Repairing government assets, renovating structures or sanctioning little purchases through government protocols can often be a tedious task. However, a group of officers in Arunachal Pradesh have found a new way to ensure the betterment of the lives of school kids (and neglected buildings) does not stop due to red tape – crowdfunding.
The latest example for such work is the long ignored and forgotten former transportation office in Khimiyang of Changlang district, that serves as a school. Its makeover was completed just last week, and today it dazzles with bright pink and yellow walls and is filled with toys and books for children.
“The windows were broken, the ceiling was almost caving in, and the dilapidated walls almost turned the government building into a ruin,” says Todak Riba, Extra Assistant Commissioner of Khimiyang. Todak is an officer from the Arunachal Pradesh Civil Service (APCS).
“The work started and immediately clashed with the Covid-19 lockdown. But a colleague, Prajwal Montri, Medical Officer, Khimiyang PHC, and I decided to get the work done as school classes would resume after that,” Todak said.
With no labour and logistics available, Todak and Prajwal sourced cement and sand to get the building in shape. “After working to our limits, we realised that ceiling was not something that we could fix. Hence, it was only after the lockdown that it was lifted. We procured labourers and finished the work,” he added.
However, success did not come easy. “The school is located 36 km from Changlang, which is the headquarters. It takes 2.5 hours to cover the journey as the roads are bad. We heavily rely on local transport,” said Todak.
WhatsApp Group For Change in Arunachal
The transportation office cost Rs 3 Lakh to repair fully. And where did this money come from? Interestingly, it came from a very special squad of 2016 batch mates of Todak, and their unique crowdfunding project.
This is not the only such effort Todak, and his colleagues have made. In fact, this is almost routine for them, all thanks to a WhatsApp Group.
“It was the brainchild of one of our colleagues, Rome Mele, who planned to start a group for such initiatives named ‘Project 37’,” Todak said. ‘Project 37’ was named for the number of officers who were part of the 2016 batch, from the same cadre.
Rome said the idea came to life in reaction to the shortage of government funds faced by the officers posted in Arunachal.
“The officials from the senior ranks of Deputy Commissioner and Additional Commissioner get annual funds of Rs 50 Lakh and Rs 25 Lakh respectively. However, we, as entry-level officers, have no access to government funds,” Rome explained.
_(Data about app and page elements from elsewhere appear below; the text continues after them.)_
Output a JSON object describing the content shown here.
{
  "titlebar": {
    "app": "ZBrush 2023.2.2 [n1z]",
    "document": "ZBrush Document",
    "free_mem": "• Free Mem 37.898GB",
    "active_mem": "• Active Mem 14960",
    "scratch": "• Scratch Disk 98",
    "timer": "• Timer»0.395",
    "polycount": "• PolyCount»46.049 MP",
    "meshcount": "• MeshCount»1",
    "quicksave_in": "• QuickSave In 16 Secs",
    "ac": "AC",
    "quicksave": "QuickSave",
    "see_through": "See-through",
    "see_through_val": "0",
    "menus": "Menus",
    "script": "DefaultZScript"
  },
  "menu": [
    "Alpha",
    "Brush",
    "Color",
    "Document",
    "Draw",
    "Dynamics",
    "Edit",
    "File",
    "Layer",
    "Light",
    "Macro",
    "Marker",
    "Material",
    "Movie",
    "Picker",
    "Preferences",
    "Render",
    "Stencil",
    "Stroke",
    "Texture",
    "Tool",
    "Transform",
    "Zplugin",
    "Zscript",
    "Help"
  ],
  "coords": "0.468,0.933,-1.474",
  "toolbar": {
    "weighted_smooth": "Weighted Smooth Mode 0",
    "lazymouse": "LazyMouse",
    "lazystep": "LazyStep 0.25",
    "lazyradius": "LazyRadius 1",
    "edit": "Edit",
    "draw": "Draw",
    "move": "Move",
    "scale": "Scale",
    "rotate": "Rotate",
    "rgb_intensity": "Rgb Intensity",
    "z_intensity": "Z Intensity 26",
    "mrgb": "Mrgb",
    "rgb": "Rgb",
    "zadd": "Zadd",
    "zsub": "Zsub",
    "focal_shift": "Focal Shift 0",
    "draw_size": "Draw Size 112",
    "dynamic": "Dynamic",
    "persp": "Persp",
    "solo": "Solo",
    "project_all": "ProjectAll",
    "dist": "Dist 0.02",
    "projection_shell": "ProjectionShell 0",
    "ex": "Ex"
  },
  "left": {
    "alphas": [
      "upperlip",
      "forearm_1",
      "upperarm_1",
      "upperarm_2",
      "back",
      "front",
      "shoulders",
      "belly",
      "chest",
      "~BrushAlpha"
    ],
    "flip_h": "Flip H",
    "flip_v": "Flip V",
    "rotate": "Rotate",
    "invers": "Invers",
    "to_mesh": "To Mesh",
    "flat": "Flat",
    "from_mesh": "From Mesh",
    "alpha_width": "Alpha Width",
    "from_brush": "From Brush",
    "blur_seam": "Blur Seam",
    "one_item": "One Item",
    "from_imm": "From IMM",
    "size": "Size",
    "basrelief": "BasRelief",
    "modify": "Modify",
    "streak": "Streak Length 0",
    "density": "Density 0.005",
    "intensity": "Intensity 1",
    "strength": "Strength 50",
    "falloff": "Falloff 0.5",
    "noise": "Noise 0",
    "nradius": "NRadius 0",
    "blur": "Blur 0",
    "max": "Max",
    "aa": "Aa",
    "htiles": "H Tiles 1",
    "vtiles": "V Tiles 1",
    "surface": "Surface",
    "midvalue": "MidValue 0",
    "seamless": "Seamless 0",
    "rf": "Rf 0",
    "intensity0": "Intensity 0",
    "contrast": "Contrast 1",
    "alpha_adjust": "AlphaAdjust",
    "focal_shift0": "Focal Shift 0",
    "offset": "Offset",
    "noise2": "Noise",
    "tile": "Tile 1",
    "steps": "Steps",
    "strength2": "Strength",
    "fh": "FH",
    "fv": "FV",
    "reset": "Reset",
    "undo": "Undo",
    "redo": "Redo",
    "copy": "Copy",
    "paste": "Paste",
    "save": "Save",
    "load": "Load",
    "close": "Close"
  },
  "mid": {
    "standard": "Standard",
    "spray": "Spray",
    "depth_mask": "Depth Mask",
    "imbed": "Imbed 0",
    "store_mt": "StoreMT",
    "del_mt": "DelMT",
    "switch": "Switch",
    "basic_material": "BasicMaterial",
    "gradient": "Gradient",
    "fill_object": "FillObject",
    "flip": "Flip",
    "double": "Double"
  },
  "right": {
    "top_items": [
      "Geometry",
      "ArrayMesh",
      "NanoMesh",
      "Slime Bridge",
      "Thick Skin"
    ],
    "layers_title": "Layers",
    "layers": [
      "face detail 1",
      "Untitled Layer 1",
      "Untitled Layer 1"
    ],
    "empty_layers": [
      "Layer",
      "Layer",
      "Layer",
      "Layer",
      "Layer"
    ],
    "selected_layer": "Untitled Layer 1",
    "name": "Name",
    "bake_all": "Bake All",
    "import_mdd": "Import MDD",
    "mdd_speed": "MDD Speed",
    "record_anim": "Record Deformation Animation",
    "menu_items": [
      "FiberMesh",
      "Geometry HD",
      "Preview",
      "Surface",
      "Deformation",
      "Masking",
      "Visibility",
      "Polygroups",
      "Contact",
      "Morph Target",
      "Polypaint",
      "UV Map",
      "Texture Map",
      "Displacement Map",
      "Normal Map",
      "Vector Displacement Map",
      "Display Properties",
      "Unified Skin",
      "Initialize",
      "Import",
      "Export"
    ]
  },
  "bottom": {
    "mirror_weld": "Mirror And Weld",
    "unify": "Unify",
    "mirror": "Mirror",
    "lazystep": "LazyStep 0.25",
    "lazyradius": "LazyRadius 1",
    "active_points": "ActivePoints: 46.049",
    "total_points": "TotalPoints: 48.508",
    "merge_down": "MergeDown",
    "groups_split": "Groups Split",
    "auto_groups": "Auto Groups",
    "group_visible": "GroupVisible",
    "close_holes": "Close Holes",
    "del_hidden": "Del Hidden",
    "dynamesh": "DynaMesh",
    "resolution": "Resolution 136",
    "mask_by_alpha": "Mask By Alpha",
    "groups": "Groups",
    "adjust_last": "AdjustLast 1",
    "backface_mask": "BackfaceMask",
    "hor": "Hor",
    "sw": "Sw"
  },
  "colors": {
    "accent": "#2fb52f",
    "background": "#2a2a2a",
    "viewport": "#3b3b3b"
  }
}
The officer said they decided as a group that collective good should be attempted nevertheless, and funds should not be a hurdle.
How it Works
“We decided to pool Rs 1,500 a month and auto-debit it from our bank accounts and put it in a fund. The money collected would be used for micro-infrastructure needs in schools – sports equipment, classrooms, teaching aids and road repairs,” Rome told The Better India.
Over two months, the officers would collect over Rs 2 Lakh, which could then be used for any works across Arunachal.
“A lottery gets drawn every two months, and the selected member suggests several proposals to be executed in his or her jurisdiction,” Rome said. The proposal getting the highest number of votes gets executed, and further proposals keep flowing.
“Who would want to attend classes with no fans?”
Speaking about the initiative, Heera Panggeng, circle officer at Sille-Oyan, said, “People voluntarily take up planting trees or cleaning the area. Such initiatives have gained momentum recently, but nobody wants to talk about education and demand better classrooms.”
Heera said that having a good classroom does not become a political issue in Arunachal. “People hardly come to us and ask for school repairs. They mainly want roads and other infrastructure projects. It gets upsetting to realise that education is not getting its due importance,” the officer added.
The officer feels that with better infrastructure, the attendance of students and their will to attend classes would increase. “The students do not need luxury. But who would want to attend classes with no fans, electricity, toilets, drinking water and basic facilities?” Heera said.
Heera said that many government assets are wasted or lost to encroachments or out of order as they do not get maintained and protected. “We need to change the picture to ensure resources do not get drained,” she added.
Long Term Effects in Arunachal
Rome feels that the project will have multiple effects in future.
“First the officers from our batch are setting an example for coming batches promoting collective good. We hope our initiative acts as a ripple effect for other officers to take cue for such honest and good work,” Rome said.
“Secondly, at the community level, many people have started approaching us for donations and wanting to contribute by their means. The public funds and donations will add to our contributions for better work,” he added.
Moreover, the officer said that people from the concerned department could be held accountable and would push the agencies to do their job. “If they realise that officers are pitching in to fill their shortcomings, they will make some effort to perform their duties honestly,” Rome said.
Rome said that a website is already floated for people to contribute across India, and they plan a series of infrastructure repairs in Arunachal.
“There is already a proposal to repair a girls hostel and to buy computers for children. Other initiatives like the rainwater harvesting, building toilets, internet and even having a playground can get built with the available funds,” he added.
(Edited by Vinayak Hegde)